Buffalo Arborist Advice | Native & Invasive Trees & What You Need to Know
Have you ever wondered what trees are native to our Buffalo, NY region and which are invasive? Maybe you’ve just now wondered “what, trees can be invasive? How? I thought they were good!?” While it is true that trees are good, there are indeed some invasive species towards the area. Our expert arborists at Bradley Trees know which from which, how to remove those pesky invaders, and will be glad to assist you in that removal.
Are Invasive Trees really a concern?
Invasive species depress the biodiversity of the area, oftentimes outcompeting and starving off their native counterparts. Think about it, if a tree has undergone millions of years of evolution to thrive on little water content; if someone brings it to Buffalo all of a sudden it has all the water it needs to sprout, grow and spread. Or just generally, trees are tall and invasive species cut off sunlight access to ground-level plants.
Native plants have evolved to coexist in the environment, while invasive plants hijack the ecosystem and take over. It will encroach on land and overshadow its local counterparts, suffocating them to the endangered species list in a worst-case scenario.
What trees are native to Buffalo, NY?
There’s a variety of native tree species in the region; we have woodland trees, like the Red Maple, Tulip Trees, American Basswoods, Horphornbeams, and American Beech. Then there are the more wetlands trees that prefer moist soil like the Paw Paw, River Birch, American Larch, Swamp White Oak, Pin Oak, and Arborvitae.

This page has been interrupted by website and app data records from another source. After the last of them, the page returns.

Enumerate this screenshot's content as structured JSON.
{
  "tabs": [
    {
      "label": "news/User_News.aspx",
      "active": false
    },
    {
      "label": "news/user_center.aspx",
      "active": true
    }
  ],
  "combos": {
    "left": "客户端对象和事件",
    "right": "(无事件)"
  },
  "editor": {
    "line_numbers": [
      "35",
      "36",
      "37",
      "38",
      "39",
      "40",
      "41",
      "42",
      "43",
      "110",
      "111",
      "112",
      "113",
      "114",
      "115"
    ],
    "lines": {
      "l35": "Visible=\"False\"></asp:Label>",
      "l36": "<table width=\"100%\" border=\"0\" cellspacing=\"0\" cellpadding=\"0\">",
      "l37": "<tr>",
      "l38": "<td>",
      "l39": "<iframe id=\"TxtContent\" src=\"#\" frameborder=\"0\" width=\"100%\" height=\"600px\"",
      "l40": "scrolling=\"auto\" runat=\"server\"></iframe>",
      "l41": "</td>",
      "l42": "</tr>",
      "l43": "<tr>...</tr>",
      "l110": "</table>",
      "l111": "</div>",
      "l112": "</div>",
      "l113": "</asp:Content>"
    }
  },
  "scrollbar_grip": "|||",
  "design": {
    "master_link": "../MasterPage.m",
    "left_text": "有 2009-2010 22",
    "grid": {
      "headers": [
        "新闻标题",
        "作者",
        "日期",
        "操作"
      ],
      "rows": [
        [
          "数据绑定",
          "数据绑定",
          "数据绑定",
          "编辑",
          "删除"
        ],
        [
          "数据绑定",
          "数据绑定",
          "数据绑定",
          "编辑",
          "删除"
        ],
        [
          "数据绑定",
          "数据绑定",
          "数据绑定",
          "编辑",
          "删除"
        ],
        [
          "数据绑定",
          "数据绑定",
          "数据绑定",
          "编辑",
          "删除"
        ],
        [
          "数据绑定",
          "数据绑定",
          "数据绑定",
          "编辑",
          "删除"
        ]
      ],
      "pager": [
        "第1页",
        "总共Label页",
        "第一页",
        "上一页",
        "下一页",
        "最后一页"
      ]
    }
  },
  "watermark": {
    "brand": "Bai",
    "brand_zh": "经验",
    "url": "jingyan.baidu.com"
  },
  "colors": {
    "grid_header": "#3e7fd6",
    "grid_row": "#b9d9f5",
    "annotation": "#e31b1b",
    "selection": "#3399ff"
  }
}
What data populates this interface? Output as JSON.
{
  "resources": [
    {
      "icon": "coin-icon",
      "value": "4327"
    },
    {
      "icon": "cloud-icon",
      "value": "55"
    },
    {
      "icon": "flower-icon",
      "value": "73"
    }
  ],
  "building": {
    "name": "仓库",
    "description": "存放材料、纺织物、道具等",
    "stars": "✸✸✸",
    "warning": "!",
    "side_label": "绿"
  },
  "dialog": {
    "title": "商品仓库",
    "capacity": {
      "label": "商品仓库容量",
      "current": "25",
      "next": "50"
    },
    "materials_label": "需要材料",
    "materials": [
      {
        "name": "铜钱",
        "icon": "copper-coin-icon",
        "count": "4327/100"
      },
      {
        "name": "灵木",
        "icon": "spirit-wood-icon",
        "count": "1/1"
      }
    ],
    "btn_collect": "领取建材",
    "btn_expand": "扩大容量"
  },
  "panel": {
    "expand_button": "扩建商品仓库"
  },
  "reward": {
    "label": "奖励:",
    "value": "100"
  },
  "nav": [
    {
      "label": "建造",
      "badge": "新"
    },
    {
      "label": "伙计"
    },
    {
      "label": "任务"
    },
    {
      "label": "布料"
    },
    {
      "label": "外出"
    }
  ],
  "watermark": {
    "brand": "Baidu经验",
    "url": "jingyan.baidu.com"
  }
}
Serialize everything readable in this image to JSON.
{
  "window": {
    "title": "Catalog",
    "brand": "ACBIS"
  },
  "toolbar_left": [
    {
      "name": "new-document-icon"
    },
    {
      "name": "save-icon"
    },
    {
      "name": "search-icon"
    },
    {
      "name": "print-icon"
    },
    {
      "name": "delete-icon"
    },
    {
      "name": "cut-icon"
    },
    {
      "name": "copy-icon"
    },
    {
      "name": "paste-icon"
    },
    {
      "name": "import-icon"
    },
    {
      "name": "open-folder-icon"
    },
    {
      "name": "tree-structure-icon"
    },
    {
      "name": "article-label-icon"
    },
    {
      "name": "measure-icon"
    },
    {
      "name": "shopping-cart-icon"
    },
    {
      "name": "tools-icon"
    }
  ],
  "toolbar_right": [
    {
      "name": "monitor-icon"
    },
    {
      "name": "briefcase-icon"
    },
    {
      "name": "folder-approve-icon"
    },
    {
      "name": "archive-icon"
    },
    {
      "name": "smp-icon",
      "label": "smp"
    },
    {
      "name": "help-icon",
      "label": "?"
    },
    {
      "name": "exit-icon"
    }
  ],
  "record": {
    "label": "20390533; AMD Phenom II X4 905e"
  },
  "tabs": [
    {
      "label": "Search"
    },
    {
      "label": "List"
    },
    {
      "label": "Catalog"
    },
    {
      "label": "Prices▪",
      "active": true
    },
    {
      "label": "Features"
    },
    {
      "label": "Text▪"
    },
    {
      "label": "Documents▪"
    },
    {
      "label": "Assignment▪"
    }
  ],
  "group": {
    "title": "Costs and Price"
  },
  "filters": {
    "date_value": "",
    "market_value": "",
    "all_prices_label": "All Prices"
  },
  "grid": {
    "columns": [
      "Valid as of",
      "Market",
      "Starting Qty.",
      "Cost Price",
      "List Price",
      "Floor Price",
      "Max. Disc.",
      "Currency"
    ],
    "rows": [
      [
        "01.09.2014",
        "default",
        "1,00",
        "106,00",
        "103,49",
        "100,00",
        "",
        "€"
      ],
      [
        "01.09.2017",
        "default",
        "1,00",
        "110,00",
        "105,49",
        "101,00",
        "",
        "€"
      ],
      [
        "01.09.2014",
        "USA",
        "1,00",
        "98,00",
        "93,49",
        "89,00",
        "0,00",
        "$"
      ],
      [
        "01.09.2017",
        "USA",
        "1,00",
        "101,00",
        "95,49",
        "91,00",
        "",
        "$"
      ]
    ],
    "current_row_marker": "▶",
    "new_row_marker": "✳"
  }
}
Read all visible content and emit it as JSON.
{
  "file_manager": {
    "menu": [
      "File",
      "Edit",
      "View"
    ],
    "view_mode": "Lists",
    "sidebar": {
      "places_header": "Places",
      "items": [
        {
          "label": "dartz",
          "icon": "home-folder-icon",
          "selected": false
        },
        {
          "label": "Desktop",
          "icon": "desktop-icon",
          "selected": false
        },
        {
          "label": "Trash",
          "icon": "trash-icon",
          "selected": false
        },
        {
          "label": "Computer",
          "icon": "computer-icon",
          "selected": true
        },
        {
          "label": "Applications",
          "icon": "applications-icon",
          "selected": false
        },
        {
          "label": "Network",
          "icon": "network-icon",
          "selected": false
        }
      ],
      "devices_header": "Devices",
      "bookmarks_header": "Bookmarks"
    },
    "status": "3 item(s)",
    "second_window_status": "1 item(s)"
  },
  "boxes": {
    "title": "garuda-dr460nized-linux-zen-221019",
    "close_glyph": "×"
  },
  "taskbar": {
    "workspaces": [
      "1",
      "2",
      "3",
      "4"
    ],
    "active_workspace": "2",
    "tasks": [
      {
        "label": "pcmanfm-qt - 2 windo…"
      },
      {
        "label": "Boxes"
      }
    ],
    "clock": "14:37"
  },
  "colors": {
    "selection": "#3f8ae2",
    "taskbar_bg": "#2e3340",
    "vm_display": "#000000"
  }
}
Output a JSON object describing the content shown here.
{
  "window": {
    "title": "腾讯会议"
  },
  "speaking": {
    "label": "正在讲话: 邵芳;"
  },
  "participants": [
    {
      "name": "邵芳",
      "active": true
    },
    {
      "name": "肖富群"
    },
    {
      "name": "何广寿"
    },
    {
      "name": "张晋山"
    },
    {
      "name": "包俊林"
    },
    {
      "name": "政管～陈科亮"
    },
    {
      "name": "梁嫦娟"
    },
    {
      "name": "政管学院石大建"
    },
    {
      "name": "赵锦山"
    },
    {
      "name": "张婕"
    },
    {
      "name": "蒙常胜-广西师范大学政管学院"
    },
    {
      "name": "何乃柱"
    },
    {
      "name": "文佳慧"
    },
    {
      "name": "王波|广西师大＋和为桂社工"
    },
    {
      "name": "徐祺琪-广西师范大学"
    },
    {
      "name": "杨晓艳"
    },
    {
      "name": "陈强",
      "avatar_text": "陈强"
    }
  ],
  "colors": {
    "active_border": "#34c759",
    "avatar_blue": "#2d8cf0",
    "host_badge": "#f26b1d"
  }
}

There are others too, like the American Hornbeam and Eastern Redbud that can grow both in woodlands and in wetter areas like stream banks, Hackberries which are found in floodplains and open woods, Flowering Dogwoods which are beautiful flowering trees, and of course the trees that love the mountains like Eastern White Pines and Eastern Hemlocks.
What is invasive then? Why should it matter?
In Western New York, we have seen many local plant species die off or be reduced to a fraction of their previous coverage at least in part because of these invasive pests. There’s the Common Buckthorn, a small tree species that rapidly grows and creates a monoculture, out-competing native plants and potentially altering soil pH.
There’s also European Black Alders, a large tree species that can grow densely and rapidly, displacing and shading out local ground-level plants, and can occupy poor soil conditions ensuring nothing else will grow there.
Last but not least is the so-called Tree of Heaven, a tall-growing tree whose leaves release a disturbing smell when crushed, has sap that can cause allergic reactions and even heart problems from prolonged exposure, and its complex root system can and does cause damage to underground infrastructure and building foundations.
Let us help you!
Having a true arborist help you with these decisions may not seem like a necessity.. but there are a lot of factors to consider. You can count on new blogs coming out each month to help educate the WNY community on all things only an arborist would know, but it’s always best to get in touch with a professional to take a look. For any questions for our Buffalo certified arborists, please reach out via our contact form or give us a call!